━━━ Data to process ━━━
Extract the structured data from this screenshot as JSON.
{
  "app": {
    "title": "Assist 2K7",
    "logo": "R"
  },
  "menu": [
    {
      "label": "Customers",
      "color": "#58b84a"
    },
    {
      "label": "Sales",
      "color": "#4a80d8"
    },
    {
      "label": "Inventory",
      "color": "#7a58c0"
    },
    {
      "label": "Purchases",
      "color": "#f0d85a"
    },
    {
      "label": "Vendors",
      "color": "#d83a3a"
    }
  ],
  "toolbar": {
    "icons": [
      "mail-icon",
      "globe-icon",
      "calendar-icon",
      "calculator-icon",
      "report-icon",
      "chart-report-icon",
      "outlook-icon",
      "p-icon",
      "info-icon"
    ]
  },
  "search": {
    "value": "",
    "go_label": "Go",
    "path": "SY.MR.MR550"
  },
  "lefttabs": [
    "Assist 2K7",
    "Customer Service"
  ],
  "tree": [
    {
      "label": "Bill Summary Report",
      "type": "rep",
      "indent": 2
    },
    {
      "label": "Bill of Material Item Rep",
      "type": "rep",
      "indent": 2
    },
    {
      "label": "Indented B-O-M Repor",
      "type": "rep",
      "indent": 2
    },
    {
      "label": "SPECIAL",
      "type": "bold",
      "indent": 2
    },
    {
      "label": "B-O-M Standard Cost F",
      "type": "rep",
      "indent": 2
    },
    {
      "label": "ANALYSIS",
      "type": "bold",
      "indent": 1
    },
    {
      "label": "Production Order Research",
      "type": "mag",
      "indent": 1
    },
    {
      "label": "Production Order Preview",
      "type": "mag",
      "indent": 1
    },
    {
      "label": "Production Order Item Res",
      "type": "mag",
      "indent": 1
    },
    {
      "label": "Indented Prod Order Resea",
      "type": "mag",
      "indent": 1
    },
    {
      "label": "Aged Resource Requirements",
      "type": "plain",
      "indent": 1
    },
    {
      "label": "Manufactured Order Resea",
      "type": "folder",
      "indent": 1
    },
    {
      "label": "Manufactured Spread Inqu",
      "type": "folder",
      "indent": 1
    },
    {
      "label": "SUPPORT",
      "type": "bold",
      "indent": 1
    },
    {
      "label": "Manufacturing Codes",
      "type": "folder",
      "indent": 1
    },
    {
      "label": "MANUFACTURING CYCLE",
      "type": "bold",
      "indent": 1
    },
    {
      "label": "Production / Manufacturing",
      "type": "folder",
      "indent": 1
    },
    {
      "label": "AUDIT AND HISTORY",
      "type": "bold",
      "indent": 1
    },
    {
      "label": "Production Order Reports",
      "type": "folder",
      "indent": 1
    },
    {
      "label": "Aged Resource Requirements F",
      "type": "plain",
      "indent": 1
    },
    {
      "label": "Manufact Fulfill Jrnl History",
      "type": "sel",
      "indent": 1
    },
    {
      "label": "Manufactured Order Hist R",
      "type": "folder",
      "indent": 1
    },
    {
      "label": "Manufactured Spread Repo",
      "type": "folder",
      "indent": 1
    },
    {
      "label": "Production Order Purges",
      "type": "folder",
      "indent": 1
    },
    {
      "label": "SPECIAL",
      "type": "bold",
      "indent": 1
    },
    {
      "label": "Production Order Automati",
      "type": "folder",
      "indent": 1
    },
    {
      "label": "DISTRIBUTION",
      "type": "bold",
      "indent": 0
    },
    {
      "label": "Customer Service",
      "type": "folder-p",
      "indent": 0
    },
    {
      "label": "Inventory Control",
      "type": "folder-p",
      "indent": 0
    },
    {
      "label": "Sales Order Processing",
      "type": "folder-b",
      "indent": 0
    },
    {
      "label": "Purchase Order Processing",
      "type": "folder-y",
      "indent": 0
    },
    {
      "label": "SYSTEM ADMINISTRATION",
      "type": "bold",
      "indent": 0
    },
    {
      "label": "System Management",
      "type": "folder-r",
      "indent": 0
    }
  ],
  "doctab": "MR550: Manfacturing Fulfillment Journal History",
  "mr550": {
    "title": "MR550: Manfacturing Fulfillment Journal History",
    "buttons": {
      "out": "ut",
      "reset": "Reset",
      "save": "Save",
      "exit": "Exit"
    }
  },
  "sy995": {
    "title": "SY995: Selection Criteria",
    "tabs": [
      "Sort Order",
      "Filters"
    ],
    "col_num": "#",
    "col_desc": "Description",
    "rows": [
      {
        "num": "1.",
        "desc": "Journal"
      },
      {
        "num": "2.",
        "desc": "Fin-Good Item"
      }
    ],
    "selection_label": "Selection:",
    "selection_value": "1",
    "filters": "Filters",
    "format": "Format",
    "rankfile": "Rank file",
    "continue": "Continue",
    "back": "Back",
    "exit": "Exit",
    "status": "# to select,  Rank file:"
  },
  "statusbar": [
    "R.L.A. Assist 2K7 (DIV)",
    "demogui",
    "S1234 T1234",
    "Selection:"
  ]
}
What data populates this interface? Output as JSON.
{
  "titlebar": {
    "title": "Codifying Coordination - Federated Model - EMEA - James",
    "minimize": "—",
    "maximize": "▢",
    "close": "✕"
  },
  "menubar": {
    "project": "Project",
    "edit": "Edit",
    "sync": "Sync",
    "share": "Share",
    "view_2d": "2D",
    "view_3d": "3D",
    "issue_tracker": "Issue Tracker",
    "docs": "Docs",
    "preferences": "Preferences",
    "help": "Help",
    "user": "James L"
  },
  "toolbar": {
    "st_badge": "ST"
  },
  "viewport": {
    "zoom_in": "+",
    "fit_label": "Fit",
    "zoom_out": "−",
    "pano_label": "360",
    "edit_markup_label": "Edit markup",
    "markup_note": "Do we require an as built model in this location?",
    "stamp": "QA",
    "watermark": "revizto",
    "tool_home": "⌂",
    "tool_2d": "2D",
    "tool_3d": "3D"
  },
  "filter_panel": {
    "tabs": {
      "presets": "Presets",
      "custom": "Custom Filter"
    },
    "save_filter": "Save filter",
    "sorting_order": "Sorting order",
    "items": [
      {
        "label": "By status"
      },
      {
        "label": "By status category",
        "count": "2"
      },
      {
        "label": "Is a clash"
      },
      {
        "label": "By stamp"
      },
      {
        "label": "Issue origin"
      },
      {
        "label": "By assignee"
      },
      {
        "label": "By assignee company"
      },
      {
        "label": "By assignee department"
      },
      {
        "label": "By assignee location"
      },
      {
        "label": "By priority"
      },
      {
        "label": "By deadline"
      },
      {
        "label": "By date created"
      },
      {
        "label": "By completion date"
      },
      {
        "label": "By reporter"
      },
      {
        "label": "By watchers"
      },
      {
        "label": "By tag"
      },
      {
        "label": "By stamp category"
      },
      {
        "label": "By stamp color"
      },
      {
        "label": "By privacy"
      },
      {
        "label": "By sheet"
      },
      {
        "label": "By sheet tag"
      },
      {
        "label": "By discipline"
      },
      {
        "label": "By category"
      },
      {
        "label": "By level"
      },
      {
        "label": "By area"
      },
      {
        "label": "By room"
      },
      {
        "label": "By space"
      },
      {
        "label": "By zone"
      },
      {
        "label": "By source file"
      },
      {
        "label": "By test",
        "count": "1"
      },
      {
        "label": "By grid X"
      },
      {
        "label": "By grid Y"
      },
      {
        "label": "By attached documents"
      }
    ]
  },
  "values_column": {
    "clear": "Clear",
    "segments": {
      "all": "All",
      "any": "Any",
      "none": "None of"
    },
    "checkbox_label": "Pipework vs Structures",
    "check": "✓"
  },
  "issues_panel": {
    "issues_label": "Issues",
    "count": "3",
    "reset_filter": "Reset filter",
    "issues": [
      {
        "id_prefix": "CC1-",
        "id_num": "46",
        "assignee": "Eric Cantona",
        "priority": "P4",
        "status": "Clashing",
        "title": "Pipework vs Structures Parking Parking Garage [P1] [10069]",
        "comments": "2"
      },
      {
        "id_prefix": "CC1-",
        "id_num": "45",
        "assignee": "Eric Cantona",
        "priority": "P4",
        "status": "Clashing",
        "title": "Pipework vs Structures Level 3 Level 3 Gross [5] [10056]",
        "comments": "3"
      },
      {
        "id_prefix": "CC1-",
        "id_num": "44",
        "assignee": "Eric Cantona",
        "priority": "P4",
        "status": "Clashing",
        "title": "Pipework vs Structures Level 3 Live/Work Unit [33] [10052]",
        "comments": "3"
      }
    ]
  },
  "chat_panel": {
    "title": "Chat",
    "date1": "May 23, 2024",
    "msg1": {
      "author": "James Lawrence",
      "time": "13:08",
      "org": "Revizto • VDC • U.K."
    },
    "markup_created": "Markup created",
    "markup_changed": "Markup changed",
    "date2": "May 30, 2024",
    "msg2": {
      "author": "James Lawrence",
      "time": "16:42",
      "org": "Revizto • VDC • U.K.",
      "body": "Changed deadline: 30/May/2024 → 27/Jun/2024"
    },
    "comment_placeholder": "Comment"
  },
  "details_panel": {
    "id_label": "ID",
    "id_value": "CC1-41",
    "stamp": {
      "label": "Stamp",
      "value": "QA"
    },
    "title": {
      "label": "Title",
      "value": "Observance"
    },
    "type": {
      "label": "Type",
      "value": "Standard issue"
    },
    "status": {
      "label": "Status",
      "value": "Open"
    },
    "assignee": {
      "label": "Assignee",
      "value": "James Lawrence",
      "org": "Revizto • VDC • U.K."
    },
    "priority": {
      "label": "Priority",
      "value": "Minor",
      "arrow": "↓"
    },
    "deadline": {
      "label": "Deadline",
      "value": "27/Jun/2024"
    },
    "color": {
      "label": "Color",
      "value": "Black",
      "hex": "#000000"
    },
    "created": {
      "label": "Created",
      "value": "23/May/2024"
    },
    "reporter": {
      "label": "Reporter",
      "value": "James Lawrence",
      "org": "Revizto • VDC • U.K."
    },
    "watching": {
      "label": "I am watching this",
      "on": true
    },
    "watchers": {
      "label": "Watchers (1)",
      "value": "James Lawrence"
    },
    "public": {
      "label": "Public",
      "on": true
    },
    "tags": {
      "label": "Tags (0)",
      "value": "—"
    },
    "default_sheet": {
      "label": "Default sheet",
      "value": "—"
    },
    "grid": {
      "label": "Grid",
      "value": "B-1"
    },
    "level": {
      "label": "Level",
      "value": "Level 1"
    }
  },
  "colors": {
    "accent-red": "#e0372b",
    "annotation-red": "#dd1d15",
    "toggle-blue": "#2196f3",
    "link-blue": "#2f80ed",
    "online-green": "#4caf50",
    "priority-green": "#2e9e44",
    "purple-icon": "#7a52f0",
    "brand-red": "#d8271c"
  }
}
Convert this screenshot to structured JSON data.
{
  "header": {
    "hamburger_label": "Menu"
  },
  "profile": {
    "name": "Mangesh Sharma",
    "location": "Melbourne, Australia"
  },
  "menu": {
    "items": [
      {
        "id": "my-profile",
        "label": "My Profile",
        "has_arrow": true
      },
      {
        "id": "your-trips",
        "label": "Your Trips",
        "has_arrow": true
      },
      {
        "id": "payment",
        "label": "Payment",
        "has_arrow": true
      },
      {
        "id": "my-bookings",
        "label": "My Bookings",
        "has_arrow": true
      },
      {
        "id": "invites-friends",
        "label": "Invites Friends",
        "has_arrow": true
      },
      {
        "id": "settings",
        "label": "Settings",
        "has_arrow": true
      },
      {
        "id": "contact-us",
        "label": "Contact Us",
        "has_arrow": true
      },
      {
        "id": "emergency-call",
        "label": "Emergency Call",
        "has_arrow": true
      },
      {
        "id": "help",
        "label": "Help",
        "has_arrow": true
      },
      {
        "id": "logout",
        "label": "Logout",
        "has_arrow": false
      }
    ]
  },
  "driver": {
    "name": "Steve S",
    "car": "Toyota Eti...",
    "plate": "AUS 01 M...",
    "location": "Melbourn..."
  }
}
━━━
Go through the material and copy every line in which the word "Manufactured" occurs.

      "label": "Manufactured Order Resea",
      "label": "Manufactured Spread Inqu",
      "label": "Manufactured Order Hist R",
      "label": "Manufactured Spread Repo",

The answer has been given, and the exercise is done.